[Items listed in a dataset]
------------

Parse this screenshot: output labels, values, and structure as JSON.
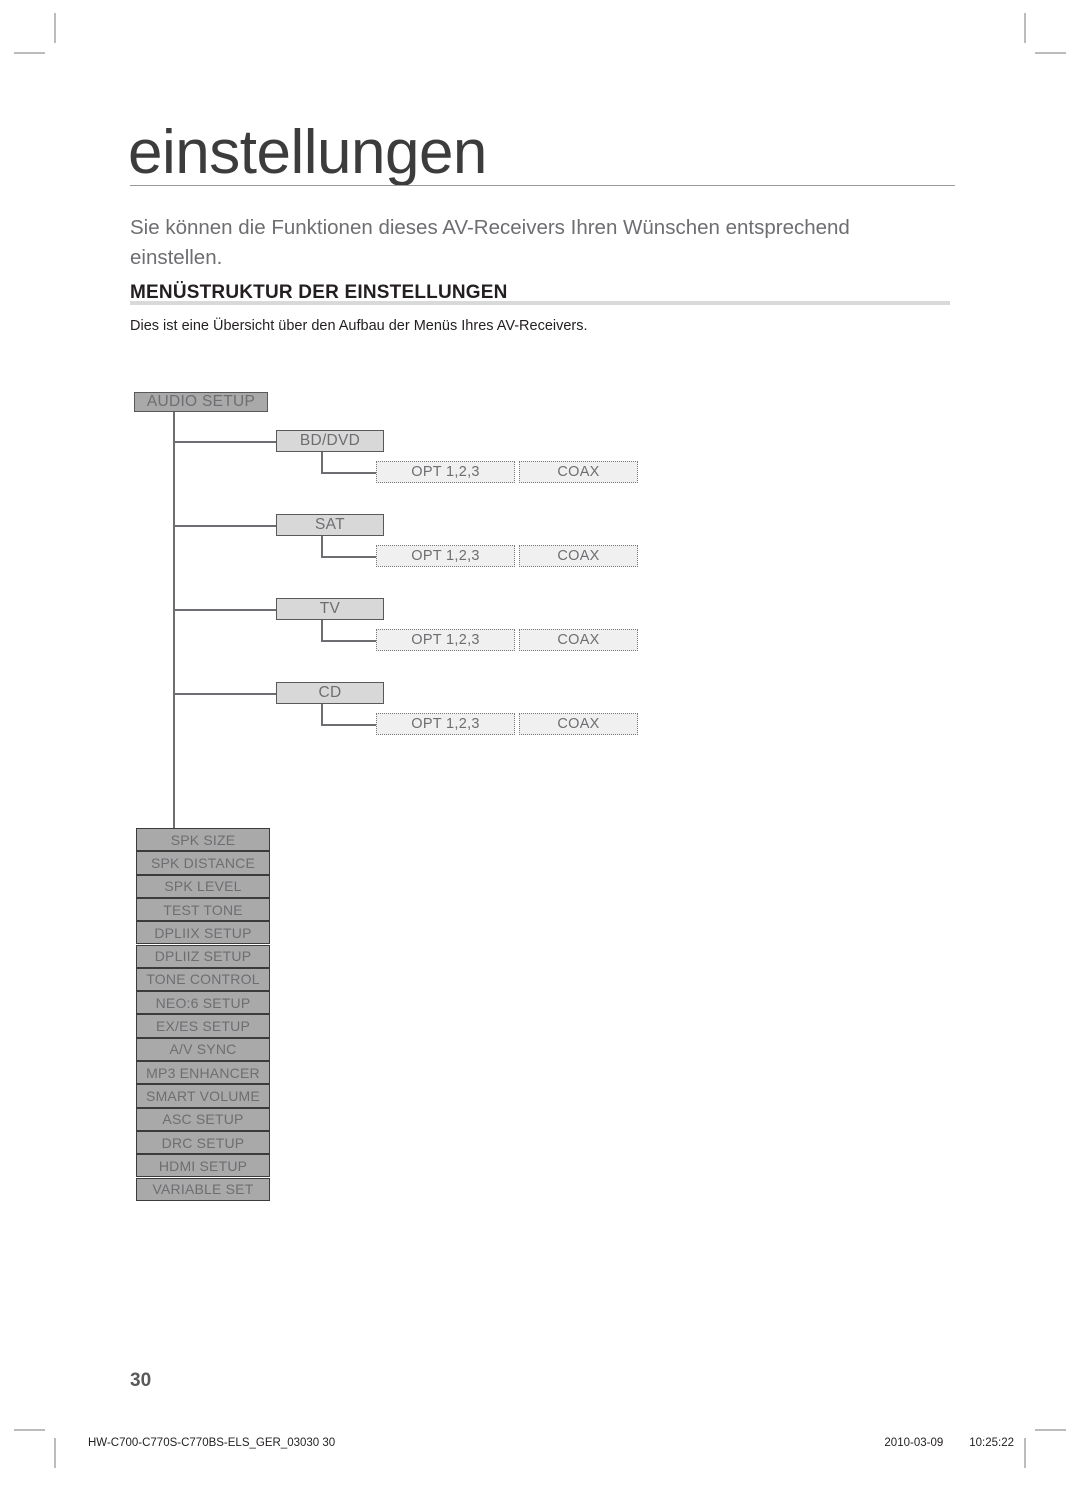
{
  "page": {
    "chapter_title": "einstellungen",
    "intro": "Sie können die Funktionen dieses AV-Receivers Ihren Wünschen entsprechend einstellen.",
    "section_heading": "MENÜSTRUKTUR DER EINSTELLUNGEN",
    "section_description": "Dies ist eine Übersicht über den Aufbau der Menüs Ihres AV-Receivers.",
    "page_number": "30"
  },
  "footer": {
    "document_id": "HW-C700-C770S-C770BS-ELS_GER_03030   30",
    "date": "2010-03-09",
    "time": "10:25:22"
  },
  "diagram": {
    "root": {
      "label": "AUDIO SETUP"
    },
    "sources": [
      {
        "label": "BD/DVD",
        "options": [
          {
            "label": "OPT 1,2,3"
          },
          {
            "label": "COAX"
          }
        ]
      },
      {
        "label": "SAT",
        "options": [
          {
            "label": "OPT 1,2,3"
          },
          {
            "label": "COAX"
          }
        ]
      },
      {
        "label": "TV",
        "options": [
          {
            "label": "OPT 1,2,3"
          },
          {
            "label": "COAX"
          }
        ]
      },
      {
        "label": "CD",
        "options": [
          {
            "label": "OPT 1,2,3"
          },
          {
            "label": "COAX"
          }
        ]
      }
    ],
    "menu_items": [
      {
        "label": "SPK SIZE"
      },
      {
        "label": "SPK DISTANCE"
      },
      {
        "label": "SPK LEVEL"
      },
      {
        "label": "TEST TONE"
      },
      {
        "label": "DPLIIX SETUP"
      },
      {
        "label": "DPLIIZ SETUP"
      },
      {
        "label": "TONE CONTROL"
      },
      {
        "label": "NEO:6 SETUP"
      },
      {
        "label": "EX/ES SETUP"
      },
      {
        "label": "A/V SYNC"
      },
      {
        "label": "MP3 ENHANCER"
      },
      {
        "label": "SMART VOLUME"
      },
      {
        "label": "ASC SETUP"
      },
      {
        "label": "DRC SETUP"
      },
      {
        "label": "HDMI SETUP"
      },
      {
        "label": "VARIABLE SET"
      }
    ]
  },
  "colors": {
    "root_fill": "#a9a9a9",
    "level2_fill": "#d8d8d8",
    "level3_fill": "#f0f0f0",
    "border": "#58595b",
    "text_gray": "#6d6e71",
    "rule": "#d9d9d9"
  }
}
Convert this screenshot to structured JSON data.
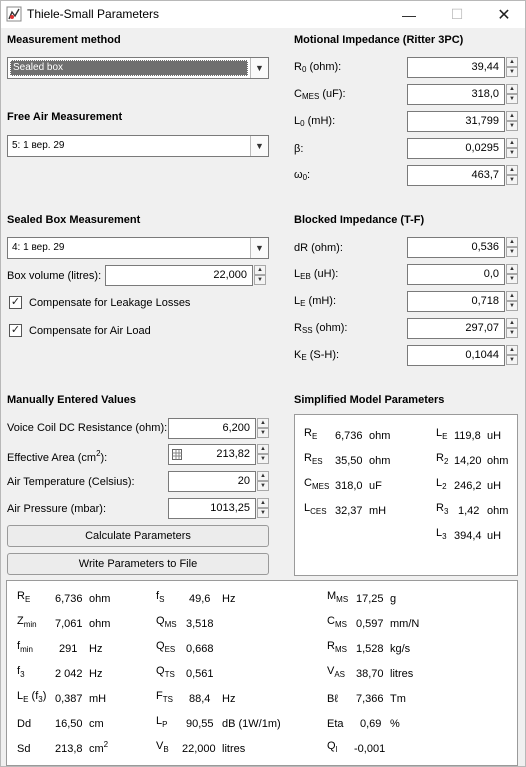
{
  "window": {
    "title": "Thiele-Small Parameters",
    "min_glyph": "—",
    "max_glyph": "☐",
    "close_glyph": "✕"
  },
  "measurement_method": {
    "heading": "Measurement method",
    "selected": "Sealed box"
  },
  "free_air": {
    "heading": "Free Air Measurement",
    "selected": "5: 1 вер. 29"
  },
  "sealed_box": {
    "heading": "Sealed Box Measurement",
    "selected": "4: 1 вер. 29",
    "box_volume_label": "Box volume (litres):",
    "box_volume_value": "22,000",
    "compensate_leakage_label": "Compensate for Leakage Losses",
    "compensate_leakage_checked": true,
    "compensate_air_label": "Compensate for Air Load",
    "compensate_air_checked": true,
    "check_glyph": "✓"
  },
  "manual": {
    "heading": "Manually Entered Values",
    "vc_label": "Voice Coil DC Resistance (ohm):",
    "vc_value": "6,200",
    "area_label_pre": "Effective Area (cm",
    "area_label_sup": "2",
    "area_label_post": "):",
    "area_value": "213,82",
    "temp_label": "Air Temperature (Celsius):",
    "temp_value": "20",
    "pressure_label": "Air Pressure (mbar):",
    "pressure_value": "1013,25",
    "calc_button": "Calculate Parameters",
    "write_button": "Write Parameters to File"
  },
  "motional": {
    "heading": "Motional Impedance (Ritter 3PC)",
    "r0": {
      "main": "R",
      "sub": "0",
      "unit": " (ohm):",
      "value": "39,44"
    },
    "cmes": {
      "main": "C",
      "sub": "MES",
      "unit": " (uF):",
      "value": "318,0"
    },
    "l0": {
      "main": "L",
      "sub": "0",
      "unit": " (mH):",
      "value": "31,799"
    },
    "beta": {
      "main": "β:",
      "value": "0,0295"
    },
    "omega": {
      "main": "ω",
      "sub": "0",
      "unit": ":",
      "value": "463,7"
    }
  },
  "blocked": {
    "heading": "Blocked Impedance (T-F)",
    "dr": {
      "main": "dR (ohm):",
      "value": "0,536"
    },
    "leb": {
      "main": "L",
      "sub": "EB",
      "unit": " (uH):",
      "value": "0,0"
    },
    "le": {
      "main": "L",
      "sub": "E",
      "unit": " (mH):",
      "value": "0,718"
    },
    "rss": {
      "main": "R",
      "sub": "SS",
      "unit": " (ohm):",
      "value": "297,07"
    },
    "ke": {
      "main": "K",
      "sub": "E",
      "unit": " (S-H):",
      "value": "0,1044"
    }
  },
  "simplified": {
    "heading": "Simplified Model Parameters",
    "re": {
      "main": "R",
      "sub": "E",
      "value": "6,736",
      "unit": "ohm"
    },
    "res": {
      "main": "R",
      "sub": "ES",
      "value": "35,50",
      "unit": "ohm"
    },
    "cmes": {
      "main": "C",
      "sub": "MES",
      "value": "318,0",
      "unit": "uF"
    },
    "lces": {
      "main": "L",
      "sub": "CES",
      "value": "32,37",
      "unit": "mH"
    },
    "le": {
      "main": "L",
      "sub": "E",
      "value": "119,8",
      "unit": "uH"
    },
    "r2": {
      "main": "R",
      "sub": "2",
      "value": "14,20",
      "unit": "ohm"
    },
    "l2": {
      "main": "L",
      "sub": "2",
      "value": "246,2",
      "unit": "uH"
    },
    "r3": {
      "main": "R",
      "sub": "3",
      "value": "1,42",
      "unit": "ohm"
    },
    "l3": {
      "main": "L",
      "sub": "3",
      "value": "394,4",
      "unit": "uH"
    }
  },
  "results": {
    "re": {
      "main": "R",
      "sub": "E",
      "value": "6,736",
      "unit": "ohm"
    },
    "zmin": {
      "main": "Z",
      "sub": "min",
      "value": "7,061",
      "unit": "ohm"
    },
    "fmin": {
      "main": "f",
      "sub": "min",
      "value": "291",
      "unit": "Hz"
    },
    "f3": {
      "main": "f",
      "sub": "3",
      "value": "2 042",
      "unit": "Hz"
    },
    "le_f3": {
      "main": "L",
      "sub": "E",
      "post": " (f",
      "sub2": "3",
      "post2": ")",
      "value": "0,387",
      "unit": "mH"
    },
    "dd": {
      "main": "Dd",
      "value": "16,50",
      "unit": "cm"
    },
    "sd": {
      "main": "Sd",
      "value": "213,8",
      "unit": "cm",
      "unit_sup": "2"
    },
    "fs": {
      "main": "f",
      "sub": "S",
      "value": "49,6",
      "unit": "Hz"
    },
    "qms": {
      "main": "Q",
      "sub": "MS",
      "value": "3,518",
      "unit": ""
    },
    "qes": {
      "main": "Q",
      "sub": "ES",
      "value": "0,668",
      "unit": ""
    },
    "qts": {
      "main": "Q",
      "sub": "TS",
      "value": "0,561",
      "unit": ""
    },
    "fts": {
      "main": "F",
      "sub": "TS",
      "value": "88,4",
      "unit": "Hz"
    },
    "lp": {
      "main": "L",
      "sub": "P",
      "value": "90,55",
      "unit": "dB (1W/1m)"
    },
    "vb": {
      "main": "V",
      "sub": "B",
      "value": "22,000",
      "unit": "litres"
    },
    "mms": {
      "main": "M",
      "sub": "MS",
      "value": "17,25",
      "unit": "g"
    },
    "cms": {
      "main": "C",
      "sub": "MS",
      "value": "0,597",
      "unit": "mm/N"
    },
    "rms": {
      "main": "R",
      "sub": "MS",
      "value": "1,528",
      "unit": "kg/s"
    },
    "vas": {
      "main": "V",
      "sub": "AS",
      "value": "38,70",
      "unit": "litres"
    },
    "bl": {
      "main": "Bℓ",
      "value": "7,366",
      "unit": "Tm"
    },
    "eta": {
      "main": "Eta",
      "value": "0,69",
      "unit": "%"
    },
    "ql": {
      "main": "Q",
      "sub": "l",
      "value": "-0,001",
      "unit": ""
    }
  }
}
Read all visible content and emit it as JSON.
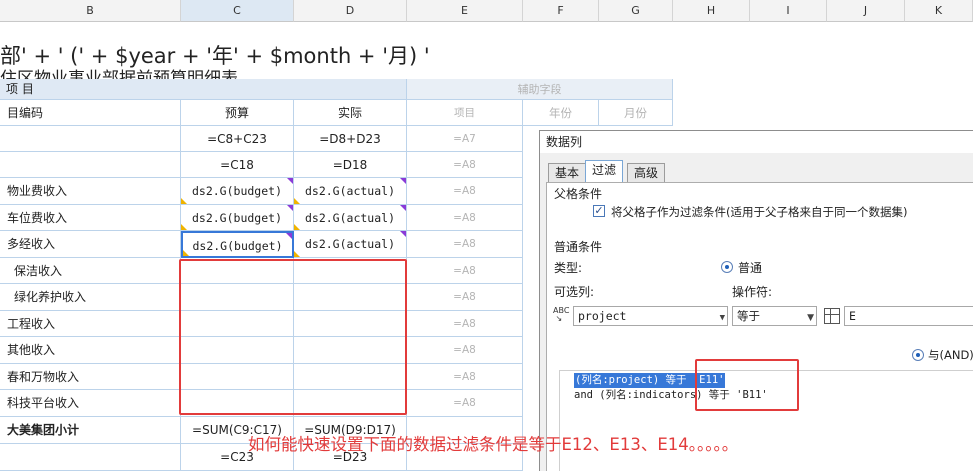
{
  "columns": [
    "B",
    "C",
    "D",
    "E",
    "F",
    "G",
    "H",
    "I",
    "J",
    "K"
  ],
  "formula_line": "部' + ' (' + $year + '年' + $month + '月) '",
  "sub_title_partial": "住区物业事业部据前预算明细表",
  "header_left": "项 目",
  "aux_header": "辅助字段",
  "rows": [
    {
      "label": "目编码",
      "budget": "预算",
      "actual": "实际",
      "e": "项目",
      "f": "年份",
      "g": "月份"
    },
    {
      "label": "",
      "budget": "=C8+C23",
      "actual": "=D8+D23",
      "e": "=A7"
    },
    {
      "label": "",
      "budget": "=C18",
      "actual": "=D18",
      "e": "=A8"
    },
    {
      "label": "物业费收入",
      "budget": "ds2.G(budget)",
      "actual": "ds2.G(actual)",
      "e": "=A8"
    },
    {
      "label": "车位费收入",
      "budget": "ds2.G(budget)",
      "actual": "ds2.G(actual)",
      "e": "=A8"
    },
    {
      "label": "多经收入",
      "budget": "ds2.G(budget)",
      "actual": "ds2.G(actual)",
      "e": "=A8"
    },
    {
      "label": "保洁收入",
      "budget": "",
      "actual": "",
      "e": "=A8"
    },
    {
      "label": "绿化养护收入",
      "budget": "",
      "actual": "",
      "e": "=A8"
    },
    {
      "label": "工程收入",
      "budget": "",
      "actual": "",
      "e": "=A8"
    },
    {
      "label": "其他收入",
      "budget": "",
      "actual": "",
      "e": "=A8"
    },
    {
      "label": "春和万物收入",
      "budget": "",
      "actual": "",
      "e": "=A8"
    },
    {
      "label": "科技平台收入",
      "budget": "",
      "actual": "",
      "e": "=A8"
    },
    {
      "label": "大美集团小计",
      "budget": "=SUM(C9:C17)",
      "actual": "=SUM(D9:D17)",
      "e": ""
    },
    {
      "label": "",
      "budget": "=C23",
      "actual": "=D23",
      "e": ""
    }
  ],
  "dialog": {
    "title": "数据列",
    "tabs": [
      "基本",
      "过滤",
      "高级"
    ],
    "parent_cond_label": "父格条件",
    "parent_checkbox": "将父格子作为过滤条件(适用于父子格来自于同一个数据集)",
    "normal_cond_label": "普通条件",
    "type_label": "类型:",
    "type_option": "普通",
    "optional_col_label": "可选列:",
    "operator_label": "操作符:",
    "column_value": "project",
    "operator_value": "等于",
    "value_field": "E",
    "and_radio": "与(AND)",
    "cond1": "(列名:project) 等于 'E11'",
    "cond2_prefix": "and (列名:indicators)",
    "cond2_suffix": "等于 'B11'"
  },
  "question": "如何能快速设置下面的数据过滤条件是等于E12、E13、E14。。。。。",
  "colors": {
    "accent": "#e23b3b",
    "select": "#3778d8",
    "grid": "#bcd3ea"
  }
}
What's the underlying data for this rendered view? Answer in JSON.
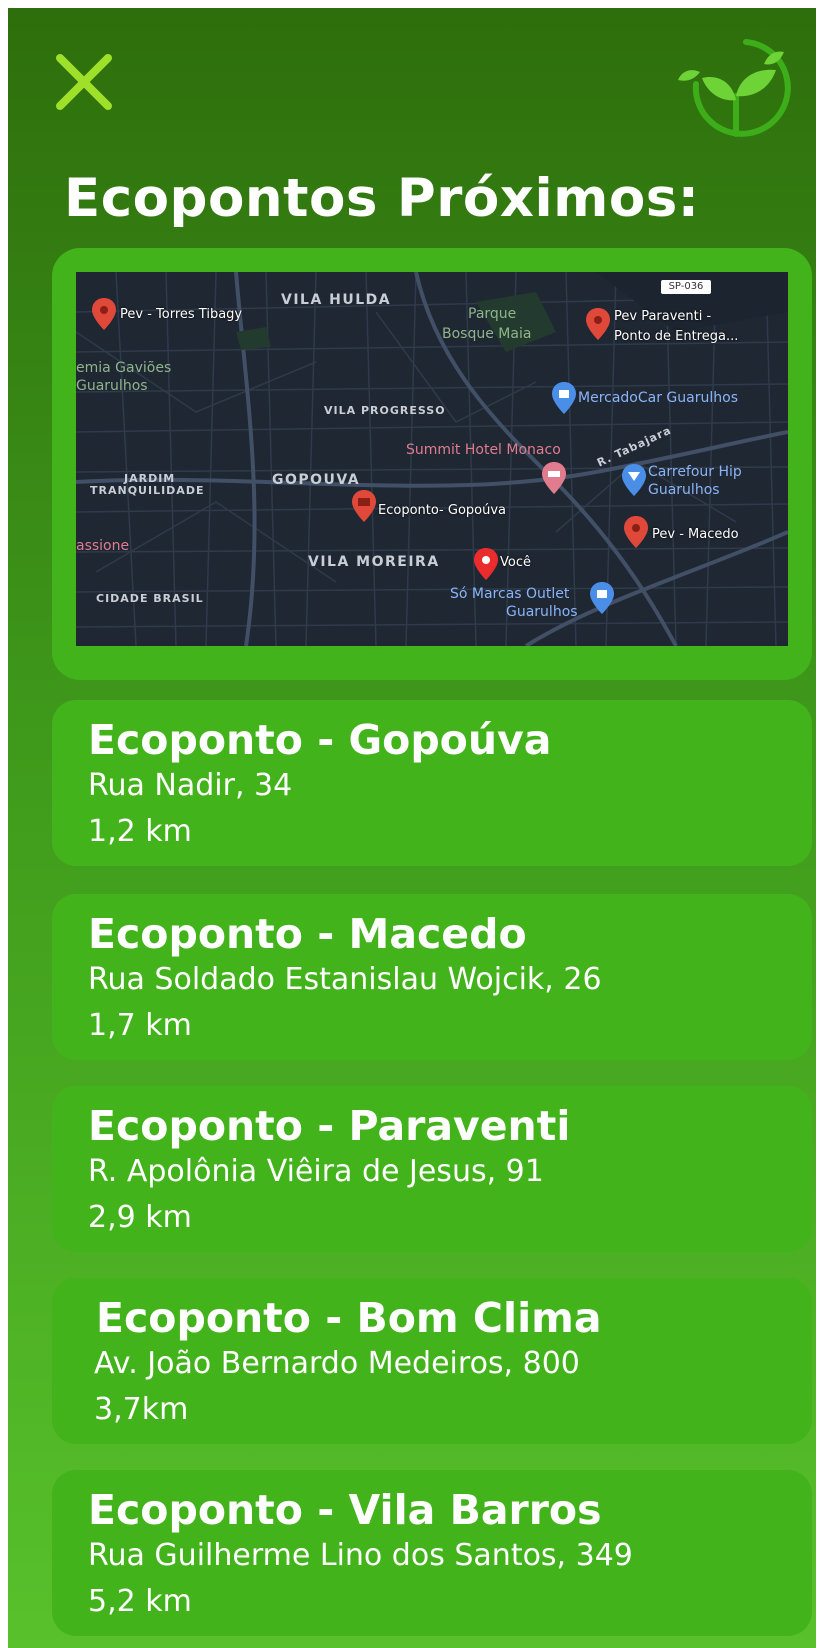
{
  "header": {
    "close_icon": "close-x-icon",
    "logo_icon": "leaf-sprout-logo-icon",
    "title": "Ecopontos Próximos:"
  },
  "map": {
    "areas": [
      "VILA HULDA",
      "VILA PROGRESSO",
      "GOPOUVA",
      "VILA MOREIRA",
      "JARDIM",
      "TRANQUILIDADE",
      "CIDADE BRASIL"
    ],
    "places": {
      "pev_torres": "Pev - Torres Tibagy",
      "parque_1": "Parque",
      "parque_2": "Bosque Maia",
      "pev_paraventi_1": "Pev Paraventi -",
      "pev_paraventi_2": "Ponto de Entrega...",
      "academia_1": "emia Gaviões",
      "academia_2": "Guarulhos",
      "mercadocar": "MercadoCar Guarulhos",
      "summit": "Summit Hotel Monaco",
      "tabajara": "R. Tabajara",
      "carrefour_1": "Carrefour Hip",
      "carrefour_2": "Guarulhos",
      "ecoponto_gopouva": "Ecoponto- Gopoúva",
      "pev_macedo": "Pev - Macedo",
      "voce": "Você",
      "assione": "assione",
      "so_marcas_1": "Só Marcas Outlet",
      "so_marcas_2": "Guarulhos",
      "road_badge": "SP-036"
    }
  },
  "ecopontos": [
    {
      "name": "Ecoponto - Gopoúva",
      "address": "Rua Nadir, 34",
      "distance": "1,2 km"
    },
    {
      "name": "Ecoponto - Macedo",
      "address": "Rua Soldado Estanislau Wojcik, 26",
      "distance": "1,7 km"
    },
    {
      "name": "Ecoponto - Paraventi",
      "address": "R. Apolônia Viêira de Jesus, 91",
      "distance": "2,9 km"
    },
    {
      "name": "Ecoponto - Bom Clima",
      "address": "Av. João Bernardo Medeiros, 800",
      "distance": "3,7km"
    },
    {
      "name": "Ecoponto - Vila Barros",
      "address": "Rua Guilherme Lino dos Santos, 349",
      "distance": "5,2 km"
    }
  ],
  "colors": {
    "accent_green": "#43b31c",
    "background_top": "#2e6e0c",
    "background_bottom": "#58c12b",
    "close_icon": "#9ee02a",
    "pin_red": "#e0483a",
    "pin_blue": "#4a8ee8",
    "map_bg": "#1f2733"
  }
}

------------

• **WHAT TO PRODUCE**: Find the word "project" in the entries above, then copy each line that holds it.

• **SOLUTION FOR THIS EXERCISE**:
    "column_value": "project",
    "cond1": "(列名:project) 等于 'E11'",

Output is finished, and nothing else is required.